Disclaimer I acknowledge that I remain the copyright holder of the original document(s). I hereby grant copyright in the digital version to the International Bomber Command Centre (IBCC) and I consent to IBCC making digital copies freely available online under a Creative Commons non-commercial licence. IBCC may also use, reproduce or incorporate it into other works in any media, or licence its use for purposes of ensuring the sustainability of its Digital Archive and Losses Database. I understand that digital copies will be owned and controlled by IBCC, and I irrevocably agree to IBCC using and publishing digital copies however it sees fit, but always in line with its responsibilities to preserve and protect such ephemera.
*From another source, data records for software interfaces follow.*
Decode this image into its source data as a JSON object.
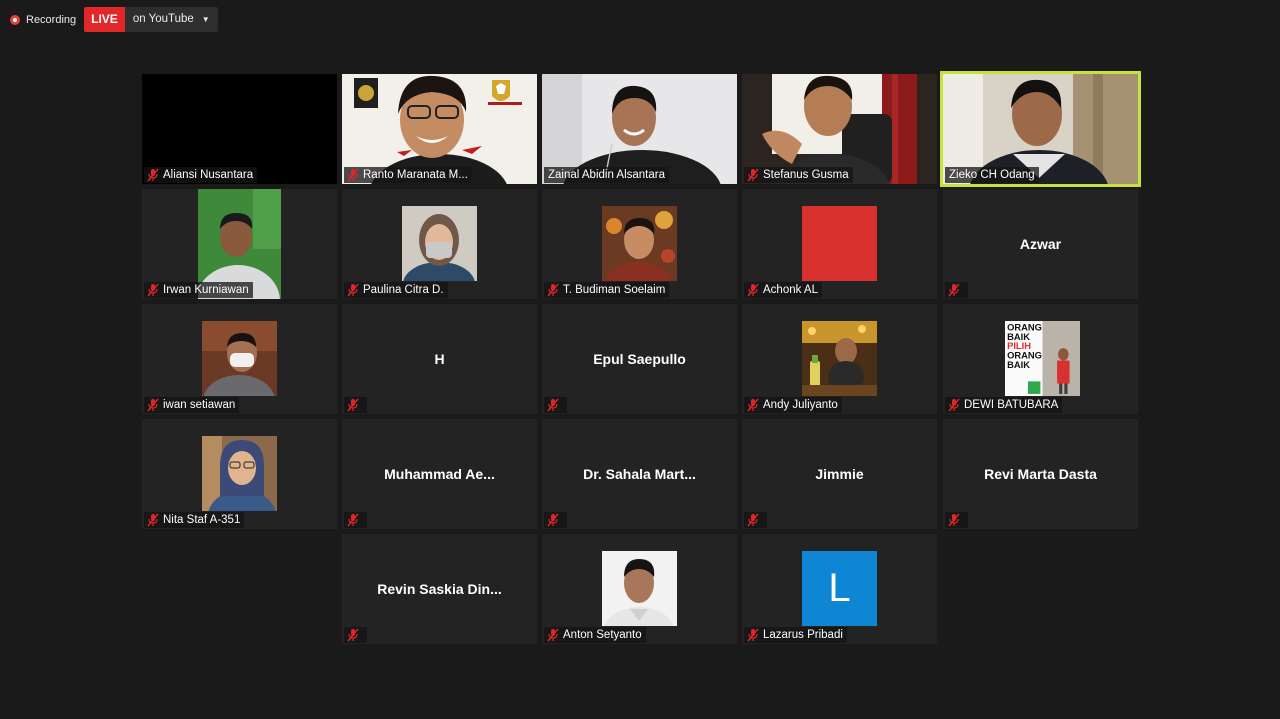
{
  "topbar": {
    "recording_label": "Recording",
    "live_label": "LIVE",
    "destination_label": "on YouTube"
  },
  "participants": [
    {
      "name": "Aliansi Nusantara",
      "display": "video-off-black",
      "muted": true
    },
    {
      "name": "Ranto Maranata M...",
      "display": "video",
      "muted": true
    },
    {
      "name": "Zainal Abidin Alsantara",
      "display": "video",
      "muted": false
    },
    {
      "name": "Stefanus Gusma",
      "display": "video",
      "muted": true
    },
    {
      "name": "Zieko CH Odang",
      "display": "video",
      "muted": false,
      "active_speaker": true
    },
    {
      "name": "Irwan Kurniawan",
      "display": "avatar-photo",
      "muted": true
    },
    {
      "name": "Paulina Citra D.",
      "display": "avatar-photo",
      "muted": true
    },
    {
      "name": "T. Budiman Soelaim",
      "display": "avatar-photo",
      "muted": true
    },
    {
      "name": "Achonk AL",
      "display": "avatar-red",
      "muted": true
    },
    {
      "name": "Azwar",
      "display": "name-only",
      "muted": true
    },
    {
      "name": "iwan setiawan",
      "display": "avatar-photo",
      "muted": true
    },
    {
      "name": "H",
      "display": "name-only",
      "muted": true
    },
    {
      "name": "Epul Saepullo",
      "display": "name-only",
      "muted": true
    },
    {
      "name": "Andy Juliyanto",
      "display": "avatar-photo",
      "muted": true
    },
    {
      "name": "DEWI BATUBARA",
      "display": "avatar-photo",
      "muted": true,
      "avatar_text": [
        "ORANG",
        "BAIK",
        "PILIH",
        "ORANG",
        "BAIK"
      ]
    },
    {
      "name": "Nita Staf A-351",
      "display": "avatar-photo",
      "muted": true
    },
    {
      "name": "Muhammad  Ae...",
      "display": "name-only",
      "muted": true
    },
    {
      "name": "Dr.  Sahala  Mart...",
      "display": "name-only",
      "muted": true
    },
    {
      "name": "Jimmie",
      "display": "name-only",
      "muted": true
    },
    {
      "name": "Revi Marta Dasta",
      "display": "name-only",
      "muted": true
    },
    {
      "name": "Revin  Saskia  Din...",
      "display": "name-only",
      "muted": true
    },
    {
      "name": "Anton Setyanto",
      "display": "avatar-photo",
      "muted": true
    },
    {
      "name": "Lazarus Pribadi",
      "display": "avatar-letter",
      "avatar_letter": "L",
      "muted": true
    }
  ],
  "colors": {
    "background": "#1a1a1a",
    "tile": "#232323",
    "active_speaker_border": "#c7e23a",
    "live_badge": "#e02828",
    "muted_icon": "#e0262a",
    "avatar_red": "#d8312f",
    "avatar_blue": "#0e86d4"
  }
}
Casualty Pack

IBCC is delighted to introduce a unique facility to link the Losses Database to the relevant RAF Casualty Pack on the National Archives website. This project is the result of on-going collaboration between IBCC, the MOD Records Office and National Archives, Kew. This document describes what Casualty Packs are, when they were created, the process of making them available to the public and then goes on to describe the process by which you can view the contents of the packs. Casualty Packs (CPs) were created by the RAF whenever there was serious injury or loss of life associated with operational activity within the RAF. This includes operational flying losses, enemy action due to air raids, road accidents either on station or even off-station if they involved RAF vehicles. Deaths due to natural causes in service or accidents that did not involve RAF vehicles did not generally give rise to a CP.

CPs were originally given a unique reference number by the RAF. Each begins with the letter ‘P’ and is followed by six digits, then an oblique (forward slash) and the finally the year in which the incident took place- for example P396154/42.

The CPs are in the process of being made available to the general public as they are passed from the MOD Records Office, Portsmouth to National Archives, Kew. This process requires some rework to the files which is very time consuming, so the process of making them all available to National Archives will take several years. They are being made available in increasing date order.

Once CPs arrive at National Archives they are assigned a unique AIR81 number, so each CP has both a P-number and an AIR81 number. Both are searchable on the National Archives website under ‘Search the catalogue’ and both are included on the IBCC website.

The AIR81 reference on the IBCC website is a link to the file on the National Archives website. When you click on it, the relevant page will open in a new tab on your browser.

There is currently no plan to digitise AIR81 files, partly because they are fragile and partly because the information they contain can at times be sensitive, even harrowing, since they may contain exhumation reports and even photographs of corpses. Family members wishing to read the AIR81 files relating to their ancestors are advised to exercise caution and be guided by National Archives warnings where appropriate.

There are two means for accessing AIR81 files- to attend in person or to order a copy by post.

To attend in person, the attendee should first create a Reader’s Ticket. This can be done online by following this link: Then click on the AIR81 reference on the IBCC website and click Order in Advance. Enter your Reader’s Ticket number and state the date on which you intend to visit. National Archives will have the file ready for you when you arrive, saving you time. When you visit Kew, you must quote the Reader’s Ticket number and take along two forms of ID- one bearing your signature and one bearing your address. When you view the files, you are permitted to take photographs of each page, should you wish.

Alternatively, if you wish to order a copy by post, please be aware that there is a charge for this service based on the number of pages in the file. Click on the AIR81 reference on the IBCC website and then click Request a Copy. There is an £8.40 charge for National Archives staff to access the file and give you a quotation for the copying service. The process takes around 24 days to complete and can be expensive.

IBCC wishes to thank the staff at the MOD Records Office and National Archives for their engagement and assistance in making this facility available to our website users.